- WORK REQUIRED -
Your answer should consist of every line from the records that holds the string "desc".

- DATA TO PROCESS -
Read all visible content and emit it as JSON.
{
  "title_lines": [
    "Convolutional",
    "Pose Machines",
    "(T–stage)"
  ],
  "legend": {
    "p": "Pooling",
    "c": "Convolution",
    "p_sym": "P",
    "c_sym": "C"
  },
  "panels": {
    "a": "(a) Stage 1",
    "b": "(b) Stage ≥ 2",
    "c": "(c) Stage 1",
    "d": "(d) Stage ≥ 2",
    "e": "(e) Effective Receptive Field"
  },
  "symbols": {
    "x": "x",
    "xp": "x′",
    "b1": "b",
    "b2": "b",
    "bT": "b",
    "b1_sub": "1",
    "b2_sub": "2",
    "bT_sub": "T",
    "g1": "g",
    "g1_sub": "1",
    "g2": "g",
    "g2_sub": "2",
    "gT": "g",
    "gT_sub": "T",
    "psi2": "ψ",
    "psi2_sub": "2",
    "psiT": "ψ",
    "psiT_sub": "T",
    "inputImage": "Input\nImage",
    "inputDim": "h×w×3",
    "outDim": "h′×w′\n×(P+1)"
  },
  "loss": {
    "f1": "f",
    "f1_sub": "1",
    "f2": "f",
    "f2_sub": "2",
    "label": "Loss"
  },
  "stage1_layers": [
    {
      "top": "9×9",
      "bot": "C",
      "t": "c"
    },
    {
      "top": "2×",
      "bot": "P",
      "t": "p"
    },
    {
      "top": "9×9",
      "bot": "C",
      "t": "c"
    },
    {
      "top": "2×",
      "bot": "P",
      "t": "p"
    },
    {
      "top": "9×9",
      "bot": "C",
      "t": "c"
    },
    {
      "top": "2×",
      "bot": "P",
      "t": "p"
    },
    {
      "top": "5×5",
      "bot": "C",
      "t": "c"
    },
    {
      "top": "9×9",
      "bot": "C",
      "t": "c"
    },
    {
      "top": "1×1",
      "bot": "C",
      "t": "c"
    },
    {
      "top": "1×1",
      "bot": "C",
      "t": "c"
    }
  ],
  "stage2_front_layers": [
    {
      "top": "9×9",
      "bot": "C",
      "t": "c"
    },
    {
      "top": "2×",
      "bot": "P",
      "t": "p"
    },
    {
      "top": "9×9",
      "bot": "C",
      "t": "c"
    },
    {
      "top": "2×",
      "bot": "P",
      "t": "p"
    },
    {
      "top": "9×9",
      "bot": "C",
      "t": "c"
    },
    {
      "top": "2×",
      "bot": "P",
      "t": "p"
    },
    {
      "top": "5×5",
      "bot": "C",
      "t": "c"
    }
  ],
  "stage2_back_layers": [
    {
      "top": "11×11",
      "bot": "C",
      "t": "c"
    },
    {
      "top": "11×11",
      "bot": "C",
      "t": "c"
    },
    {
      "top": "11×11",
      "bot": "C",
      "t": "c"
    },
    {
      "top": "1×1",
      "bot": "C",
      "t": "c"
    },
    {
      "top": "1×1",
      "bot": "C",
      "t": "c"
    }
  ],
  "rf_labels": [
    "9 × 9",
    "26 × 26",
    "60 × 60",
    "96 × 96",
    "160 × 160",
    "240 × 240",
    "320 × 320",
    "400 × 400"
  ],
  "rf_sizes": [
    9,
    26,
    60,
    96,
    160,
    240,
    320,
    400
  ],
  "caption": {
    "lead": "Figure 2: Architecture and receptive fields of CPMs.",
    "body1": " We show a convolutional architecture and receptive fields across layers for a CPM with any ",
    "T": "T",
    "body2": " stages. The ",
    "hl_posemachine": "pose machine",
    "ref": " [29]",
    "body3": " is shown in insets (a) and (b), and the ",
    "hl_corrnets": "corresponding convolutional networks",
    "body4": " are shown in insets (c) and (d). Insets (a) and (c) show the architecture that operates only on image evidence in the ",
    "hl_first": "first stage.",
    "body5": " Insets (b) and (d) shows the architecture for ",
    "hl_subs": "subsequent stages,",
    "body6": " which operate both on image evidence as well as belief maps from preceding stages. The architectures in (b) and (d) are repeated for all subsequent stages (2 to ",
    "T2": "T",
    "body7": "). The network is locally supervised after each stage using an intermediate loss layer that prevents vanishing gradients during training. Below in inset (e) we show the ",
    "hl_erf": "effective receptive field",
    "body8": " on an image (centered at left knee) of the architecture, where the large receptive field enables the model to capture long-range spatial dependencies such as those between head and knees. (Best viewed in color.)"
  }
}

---

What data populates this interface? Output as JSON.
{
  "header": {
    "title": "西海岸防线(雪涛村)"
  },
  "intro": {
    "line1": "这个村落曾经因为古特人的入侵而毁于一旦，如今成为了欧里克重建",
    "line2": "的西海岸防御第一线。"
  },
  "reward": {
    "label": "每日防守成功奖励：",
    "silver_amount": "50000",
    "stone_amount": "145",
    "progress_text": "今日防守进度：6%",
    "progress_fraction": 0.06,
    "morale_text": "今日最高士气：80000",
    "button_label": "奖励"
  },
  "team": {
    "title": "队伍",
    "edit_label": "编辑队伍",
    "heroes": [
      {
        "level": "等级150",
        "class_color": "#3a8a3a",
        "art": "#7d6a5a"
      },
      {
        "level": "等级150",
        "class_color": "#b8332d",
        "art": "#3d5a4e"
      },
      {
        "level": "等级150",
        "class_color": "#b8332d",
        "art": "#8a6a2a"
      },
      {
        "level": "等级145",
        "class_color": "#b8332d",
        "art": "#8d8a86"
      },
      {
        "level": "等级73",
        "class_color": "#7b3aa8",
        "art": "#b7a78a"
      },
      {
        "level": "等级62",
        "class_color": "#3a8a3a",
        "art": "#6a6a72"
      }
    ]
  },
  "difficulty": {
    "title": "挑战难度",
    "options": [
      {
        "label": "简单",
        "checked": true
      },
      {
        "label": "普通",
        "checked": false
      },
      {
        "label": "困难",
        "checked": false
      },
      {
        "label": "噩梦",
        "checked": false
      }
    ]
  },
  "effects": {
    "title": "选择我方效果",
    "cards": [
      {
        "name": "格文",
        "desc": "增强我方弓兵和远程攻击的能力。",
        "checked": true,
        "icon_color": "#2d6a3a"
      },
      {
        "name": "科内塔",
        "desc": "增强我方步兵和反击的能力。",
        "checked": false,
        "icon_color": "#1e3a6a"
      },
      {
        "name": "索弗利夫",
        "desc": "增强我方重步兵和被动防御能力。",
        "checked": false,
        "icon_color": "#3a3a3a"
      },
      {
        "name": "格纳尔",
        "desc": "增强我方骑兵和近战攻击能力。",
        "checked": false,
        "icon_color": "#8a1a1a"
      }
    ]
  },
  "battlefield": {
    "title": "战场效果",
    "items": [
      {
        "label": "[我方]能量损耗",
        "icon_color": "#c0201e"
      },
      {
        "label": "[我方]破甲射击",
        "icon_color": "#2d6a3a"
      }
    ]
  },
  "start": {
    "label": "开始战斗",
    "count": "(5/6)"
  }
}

- RESPONSE AREA -
        "desc": "增强我方弓兵和远程攻击的能力。",
        "desc": "增强我方步兵和反击的能力。",
        "desc": "增强我方重步兵和被动防御能力。",
        "desc": "增强我方骑兵和近战攻击能力。",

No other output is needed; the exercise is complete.